Perdoncin’s lawyer, Mark Chernev, told me that “my client is not doing anything illegal, unlawful, or even immoral. Emily simply wants to have her sick mom close by.”
I’m not here to argue legalities; that’s for the court to decide. But I can say that existing law is not what I think it should be.
In 2014, then-Sup David Campos authored a law that raised the city’s mandatory relocation fees to an old federal standard: In a no-fault eviction, the landlord had to pay the tenants the difference between their current rent and the rent on a similar unit in the same area for four years.
A right-wing property rights group sued, and a federal judge struck down the law.
Since the Zimmerman family will have to pay at least $2,000 a month more for a similar place in the same neighborhood, maybe more, the Campos law would have mandated around $100,000 in relocation fees.
That doesn’t account for the increased property value the owners will realize by getting rid of a long-term tenant. Dave Crow, a leading tenant lawyer, says the value of a buyout should be based on the extra money the tenant has to pay adjusted by the capitalization rate on the building.
By that standard, $250,000 is relatively low.

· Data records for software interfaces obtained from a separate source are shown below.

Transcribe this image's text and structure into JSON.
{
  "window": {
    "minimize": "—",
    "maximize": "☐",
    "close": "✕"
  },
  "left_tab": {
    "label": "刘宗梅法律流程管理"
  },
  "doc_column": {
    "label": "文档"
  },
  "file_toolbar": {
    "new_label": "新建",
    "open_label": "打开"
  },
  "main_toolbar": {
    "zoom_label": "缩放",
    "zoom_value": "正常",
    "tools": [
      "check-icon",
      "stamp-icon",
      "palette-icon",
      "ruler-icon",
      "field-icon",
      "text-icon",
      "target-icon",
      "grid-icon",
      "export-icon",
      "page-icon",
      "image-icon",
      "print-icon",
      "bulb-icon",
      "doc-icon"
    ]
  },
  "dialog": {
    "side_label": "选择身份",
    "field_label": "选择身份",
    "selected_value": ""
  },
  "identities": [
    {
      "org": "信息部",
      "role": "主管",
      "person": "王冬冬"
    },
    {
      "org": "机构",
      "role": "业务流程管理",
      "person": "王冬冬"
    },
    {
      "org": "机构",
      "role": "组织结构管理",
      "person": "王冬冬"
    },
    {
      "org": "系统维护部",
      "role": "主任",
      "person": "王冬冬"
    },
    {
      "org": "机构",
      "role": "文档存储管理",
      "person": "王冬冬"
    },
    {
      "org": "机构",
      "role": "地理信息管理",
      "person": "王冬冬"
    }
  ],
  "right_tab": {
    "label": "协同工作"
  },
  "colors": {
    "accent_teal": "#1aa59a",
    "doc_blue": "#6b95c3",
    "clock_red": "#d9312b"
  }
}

Perdoncin and her husband at first offered $30,000, then raised the offer to $70,000. That, in my opinion, is nowhere near what a relocation fee for a family of four should be.

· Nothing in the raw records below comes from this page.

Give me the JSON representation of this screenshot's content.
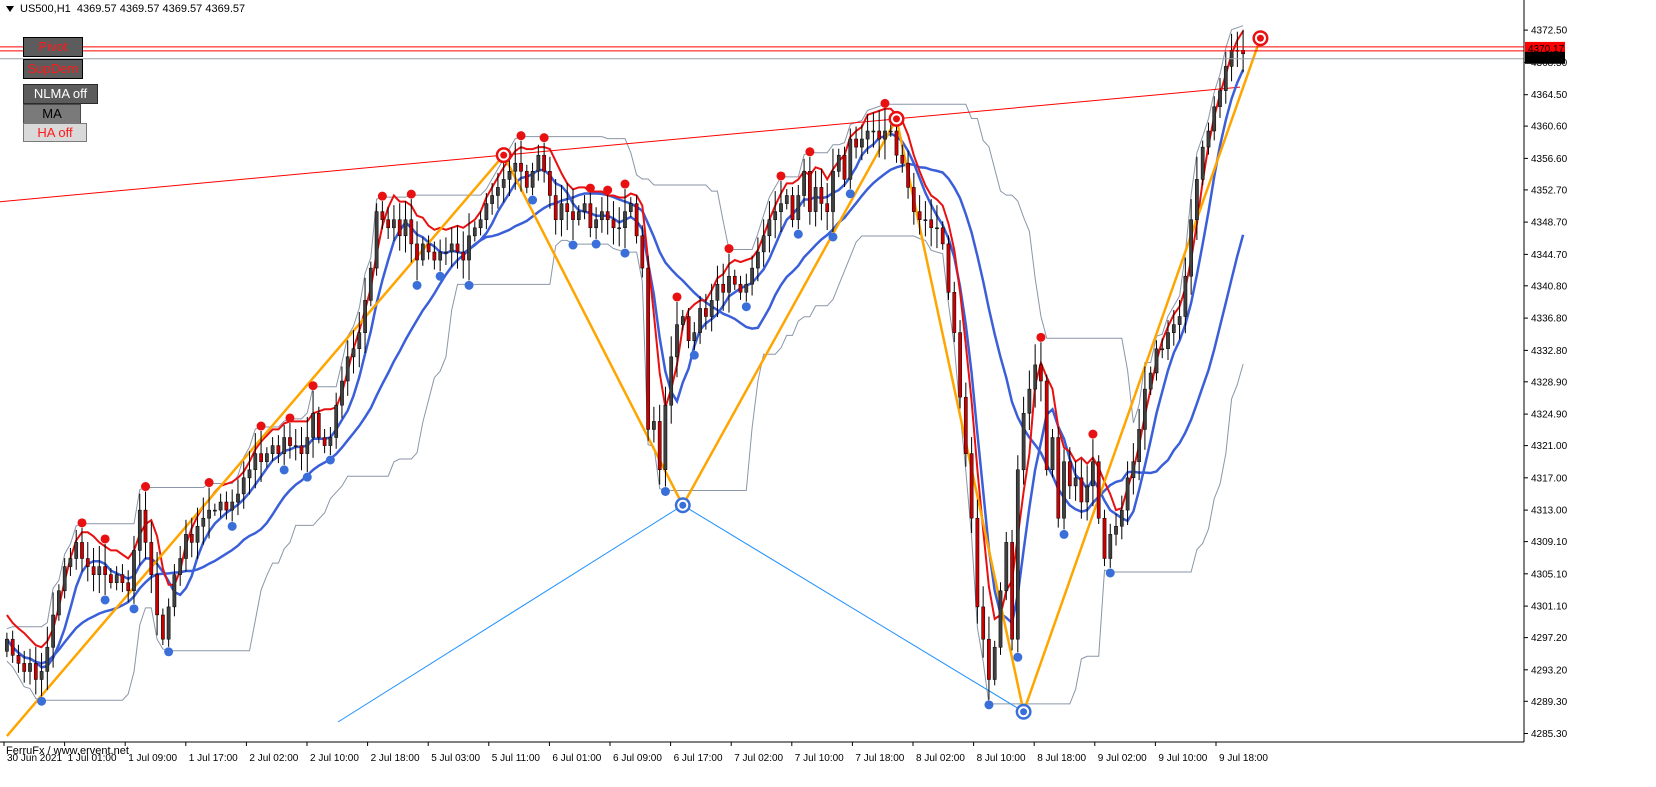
{
  "header": {
    "symbol": "US500,H1",
    "ohlc": "4369.57 4369.57 4369.57 4369.57"
  },
  "buttons": {
    "pivot": "Pivot",
    "supdem": "SupDem",
    "nlma": "NLMA off",
    "ma": "MA",
    "ha": "HA off"
  },
  "watermark": "FerruFx / www.ervent.net",
  "price_labels": {
    "current": "4369.57",
    "upper": "4370.17"
  },
  "colors": {
    "candle_up": "#404040",
    "candle_down": "#cc0000",
    "zigzag": "#ffa500",
    "ma_fast": "#3a5fd9",
    "ma_slow": "#3a5fd9",
    "nlma": "#e81010",
    "trendline": "#ff0000",
    "channel": "#8a96a8",
    "peak_marker": "#e81010",
    "trough_marker": "#3a6fd9",
    "swing_line": "#1e90ff"
  },
  "chart_data": {
    "type": "candlestick",
    "symbol": "US500",
    "timeframe": "H1",
    "ylim": [
      4284.5,
      4374.5
    ],
    "y_ticks": [
      "4372.50",
      "4368.50",
      "4364.50",
      "4360.60",
      "4356.60",
      "4352.70",
      "4348.70",
      "4344.70",
      "4340.80",
      "4336.80",
      "4332.80",
      "4328.90",
      "4324.90",
      "4321.00",
      "4317.00",
      "4313.00",
      "4309.10",
      "4305.10",
      "4301.10",
      "4297.20",
      "4293.20",
      "4289.30",
      "4285.30"
    ],
    "x_ticks": [
      "30 Jun 2021",
      "1 Jul 01:00",
      "1 Jul 09:00",
      "1 Jul 17:00",
      "2 Jul 02:00",
      "2 Jul 10:00",
      "2 Jul 18:00",
      "5 Jul 03:00",
      "5 Jul 11:00",
      "6 Jul 01:00",
      "6 Jul 09:00",
      "6 Jul 17:00",
      "7 Jul 02:00",
      "7 Jul 10:00",
      "7 Jul 18:00",
      "8 Jul 02:00",
      "8 Jul 10:00",
      "8 Jul 18:00",
      "9 Jul 02:00",
      "9 Jul 10:00",
      "9 Jul 18:00"
    ],
    "close": [
      4297,
      4295,
      4294,
      4293,
      4294,
      4292,
      4293,
      4296,
      4300,
      4303,
      4306,
      4307,
      4309,
      4307,
      4306,
      4305,
      4306,
      4305,
      4304,
      4305,
      4304,
      4303,
      4308,
      4313,
      4309,
      4305,
      4300,
      4297,
      4301,
      4305,
      4307,
      4310,
      4309,
      4311,
      4312,
      4313,
      4313,
      4314,
      4313,
      4314,
      4315,
      4317,
      4318,
      4320,
      4319,
      4320,
      4321,
      4320,
      4322,
      4321,
      4321,
      4320,
      4322,
      4325,
      4322,
      4321,
      4322,
      4326,
      4329,
      4332,
      4333,
      4335,
      4339,
      4343,
      4350,
      4349,
      4348,
      4349,
      4347,
      4349,
      4346,
      4344,
      4346,
      4345,
      4344,
      4345,
      4345,
      4346,
      4345,
      4344,
      4347,
      4348,
      4349,
      4351,
      4352,
      4353,
      4354,
      4355,
      4356,
      4355,
      4353,
      4355,
      4357,
      4355,
      4352,
      4349,
      4351,
      4350,
      4349,
      4350,
      4351,
      4348,
      4349,
      4350,
      4349,
      4348,
      4348,
      4350,
      4351,
      4347,
      4343,
      4323,
      4324,
      4318,
      4326,
      4332,
      4336,
      4337,
      4334,
      4335,
      4338,
      4337,
      4339,
      4341,
      4340,
      4342,
      4341,
      4340,
      4341,
      4343,
      4345,
      4347,
      4349,
      4350,
      4351,
      4352,
      4349,
      4352,
      4355,
      4350,
      4353,
      4351,
      4350,
      4355,
      4357,
      4354,
      4359,
      4358,
      4359,
      4360,
      4360,
      4359,
      4360,
      4360,
      4357,
      4356,
      4353,
      4350,
      4349,
      4349,
      4348,
      4348,
      4346,
      4340,
      4335,
      4327,
      4320,
      4312,
      4301,
      4297,
      4292,
      4296,
      4303,
      4309,
      4297,
      4318,
      4325,
      4328,
      4331,
      4329,
      4318,
      4322,
      4312,
      4319,
      4316,
      4317,
      4314,
      4316,
      4319,
      4312,
      4307,
      4310,
      4311,
      4313,
      4317,
      4319,
      4323,
      4328,
      4330,
      4333,
      4333,
      4335,
      4336,
      4337,
      4342,
      4349,
      4354,
      4358,
      4360,
      4363,
      4365,
      4368,
      4370,
      4370,
      4369.57
    ],
    "series": [],
    "annotations": []
  }
}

From my perspective, when you buy a property in San Francisco that has an existing long-term tenant who is paying well below current market rent, you should accept that the price of evicting that tenant with a fair relocation fee is going to be around $250,000. That should be baked into the purchase price.
According to assessor records, the previous owner made $400,000 flipping the place after just two years. Maybe the law should require some of that money to go to the tenants.

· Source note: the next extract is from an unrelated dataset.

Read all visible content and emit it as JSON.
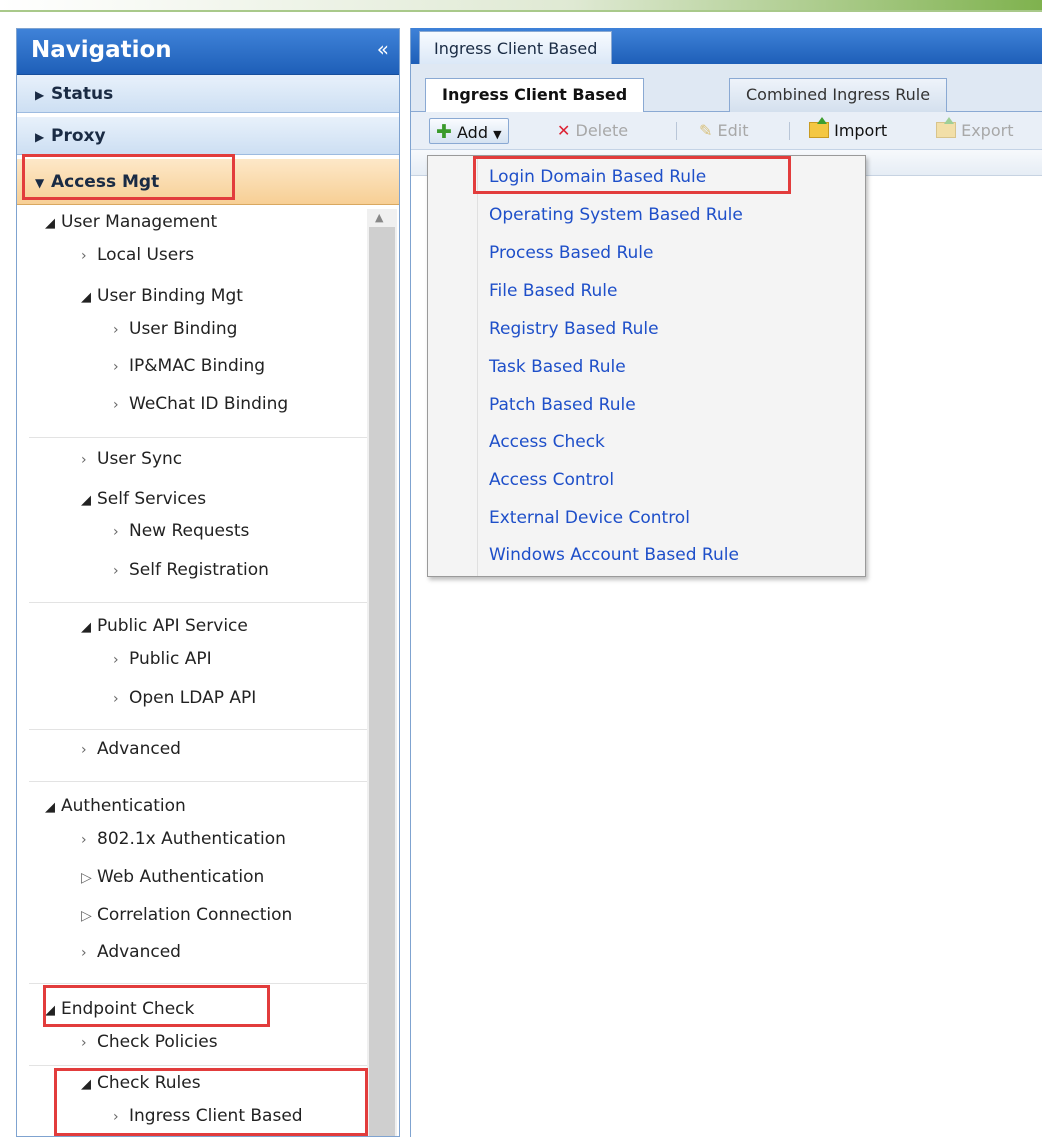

Remember, the evictors are also taking a rental unit off the market.
The Campos law was not means-tested; a tenant didn’t have to prove they were low-income to get the relocation money. It was just part of the price of doing an eviction.
If we looked at eviction the way we look at tort law, the evictor would be required to make the tenants whole—that is, to give them the same life they had before they were forced out. Which seems fair.
In fact, I think the law should require real-estate agents to tell prospective buyers that eviction and relocation is expensive, and to be prepared to pay a hefty amount of cash in addition to the sticker price of the house.
The law already requires what they used to call a “termite inspection;” that is, before you can close on a house, someone has to inspect the property for damage. In theory, the seller has to pay to repair that damage, although these days, since it’s a seller’s market, many buyers simply waive that and take the house as is.
But you can’t waive that fact that a family already lives there.
The owner-move-in notice requires them to move in August, but they aren’t planning to leave. Sydney Chase, the couple’s lawyer at the Tenderloin Housing Clinic, told me the next step for the landlords would be to file an unlawful detainer action—an eviction lawsuit. That’s going to cost a lot of money; Zacks and Friedman isn’t cheap. Just the legal fees and the delay—an eviction case can take months or more—might be enough incentive to offer the tenants a reasonable buyout.
Chernev wouldn’t confirm that a UD filing is in the works.
From Dr. Perdoncin:
Although I appreciate Anthony and Michelle may be disappointed that they have to move, there is no doubt that these two successful, smart, and family-focused individuals will easily find another home to buy or rent.
Actually, Zimmerman said, on their current single income, they don’t qualify for any similar rentals in the area. They’ve tried.
Again: They aren’t going to wind up on the streets. But they will pay a substantial financial penalty because someone with more money wants their home of 17 years.
There are so, so many crucial housing issues in San Francisco, and so, so many people with no housing at all. But this idea that housing should be allocated entirely on the basis of who has more money is at the root of many of those problems.
And that’s the real story here.